One thing that is clear, if you can rise above the debate of its legalization, there are clear medical benefits of marijuana compounds in migraines and epilepsy.  I’ve had patients over the years who have successfully controlled their seizures using marijuana when medications were not able to.  In some cases I’ve felt it might have been just pure stress reduction from the euphoria, in other cases something else was at play.

This particular study, while a little detailed, takes in in-depth look at just what mechanisms may be at play in the anti-seizure effects of the cannabinoids.  In it, researchers looked at one of the two main cannabinoid receptors (CB2R) in the brains of rats to see what effect a marijuana-like synthetic compound had inside the cell.

While I will not go into specifics (no really–if you want to read more about the compound used, termed WIN 55,212-2, (R)-(+)-[2,3-dihydro-5-methyl-3-(4-morpholinylmethyl) pyrrolo[1,2,3-de]-1,4-benzoxazin-6-Yl]-1-naphthalenylmethanone, then feel free to study it yourself….) suffice it to say that research has moved beyond the idea that compounds found in marijuana have anti-seizure effects to trying to figure out exactly how they work.

The skeptic in me would say that this is just so we can create a synthetic compound (like the $1.50 word above) to mimic marijuana’s effect so some drug company can patent it later.  But only because this is the model they live by.

In the meantime, if you have migraines or seizures and your neurologist seems hesitant to discuss the medical use of marijuana, it might be time to find a new one.


James Bogash

For more than a decade, Dr. Bogash has stayed current with the medical literature as it relates to physiology, disease prevention and disease management.
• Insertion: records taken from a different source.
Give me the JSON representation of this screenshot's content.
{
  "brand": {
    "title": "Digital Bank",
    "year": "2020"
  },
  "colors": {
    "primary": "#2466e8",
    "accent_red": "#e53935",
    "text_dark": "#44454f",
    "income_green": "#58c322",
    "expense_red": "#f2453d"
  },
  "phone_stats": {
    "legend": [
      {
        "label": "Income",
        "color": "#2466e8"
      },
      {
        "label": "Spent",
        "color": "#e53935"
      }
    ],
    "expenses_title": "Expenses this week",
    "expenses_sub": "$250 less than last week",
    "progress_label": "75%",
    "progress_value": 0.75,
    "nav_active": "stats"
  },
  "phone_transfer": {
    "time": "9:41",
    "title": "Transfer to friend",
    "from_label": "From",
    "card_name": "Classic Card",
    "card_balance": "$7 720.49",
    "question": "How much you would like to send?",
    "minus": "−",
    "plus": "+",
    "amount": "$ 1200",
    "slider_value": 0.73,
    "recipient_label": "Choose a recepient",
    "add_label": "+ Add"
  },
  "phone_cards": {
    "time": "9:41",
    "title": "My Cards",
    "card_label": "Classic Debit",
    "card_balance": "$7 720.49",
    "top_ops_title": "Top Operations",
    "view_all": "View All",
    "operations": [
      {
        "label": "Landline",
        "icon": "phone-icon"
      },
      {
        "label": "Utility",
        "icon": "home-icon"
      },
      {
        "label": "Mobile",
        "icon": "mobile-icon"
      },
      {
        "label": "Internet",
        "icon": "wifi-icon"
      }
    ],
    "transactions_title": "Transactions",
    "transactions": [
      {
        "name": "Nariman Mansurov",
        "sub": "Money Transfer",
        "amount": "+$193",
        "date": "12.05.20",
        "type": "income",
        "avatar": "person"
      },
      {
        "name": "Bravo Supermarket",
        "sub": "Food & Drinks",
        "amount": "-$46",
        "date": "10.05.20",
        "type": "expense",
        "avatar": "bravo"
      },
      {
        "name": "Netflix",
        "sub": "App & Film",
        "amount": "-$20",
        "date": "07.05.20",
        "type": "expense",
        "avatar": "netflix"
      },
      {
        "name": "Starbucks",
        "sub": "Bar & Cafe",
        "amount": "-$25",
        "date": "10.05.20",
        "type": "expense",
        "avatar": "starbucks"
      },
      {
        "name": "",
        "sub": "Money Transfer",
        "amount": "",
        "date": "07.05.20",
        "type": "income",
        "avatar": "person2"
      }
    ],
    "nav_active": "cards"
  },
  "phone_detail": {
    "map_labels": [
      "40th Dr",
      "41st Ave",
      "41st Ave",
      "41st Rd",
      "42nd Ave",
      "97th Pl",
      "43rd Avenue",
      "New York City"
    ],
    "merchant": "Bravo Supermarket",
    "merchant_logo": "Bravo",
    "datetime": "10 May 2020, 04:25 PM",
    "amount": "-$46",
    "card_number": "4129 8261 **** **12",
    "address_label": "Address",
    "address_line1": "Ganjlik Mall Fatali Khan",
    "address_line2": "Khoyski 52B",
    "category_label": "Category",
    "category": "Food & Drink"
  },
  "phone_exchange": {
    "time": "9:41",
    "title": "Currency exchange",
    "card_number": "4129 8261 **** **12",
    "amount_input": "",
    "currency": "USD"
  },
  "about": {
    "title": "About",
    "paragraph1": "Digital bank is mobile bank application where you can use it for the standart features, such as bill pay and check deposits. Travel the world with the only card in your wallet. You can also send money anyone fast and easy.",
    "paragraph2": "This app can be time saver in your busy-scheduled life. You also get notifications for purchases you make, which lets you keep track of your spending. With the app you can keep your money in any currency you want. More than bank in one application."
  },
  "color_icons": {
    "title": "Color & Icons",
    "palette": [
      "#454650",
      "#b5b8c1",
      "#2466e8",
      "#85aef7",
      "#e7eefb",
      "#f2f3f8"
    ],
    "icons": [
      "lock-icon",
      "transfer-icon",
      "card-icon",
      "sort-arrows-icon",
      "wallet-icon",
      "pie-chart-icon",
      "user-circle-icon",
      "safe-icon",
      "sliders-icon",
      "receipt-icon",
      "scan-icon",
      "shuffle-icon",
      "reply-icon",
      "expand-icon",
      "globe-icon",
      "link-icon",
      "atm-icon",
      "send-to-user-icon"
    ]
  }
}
He uses his knowledge to educate patients, the community and cyberspace on the best way to avoid and / or manage chronic diseases using lifestyle and targeted supplementation.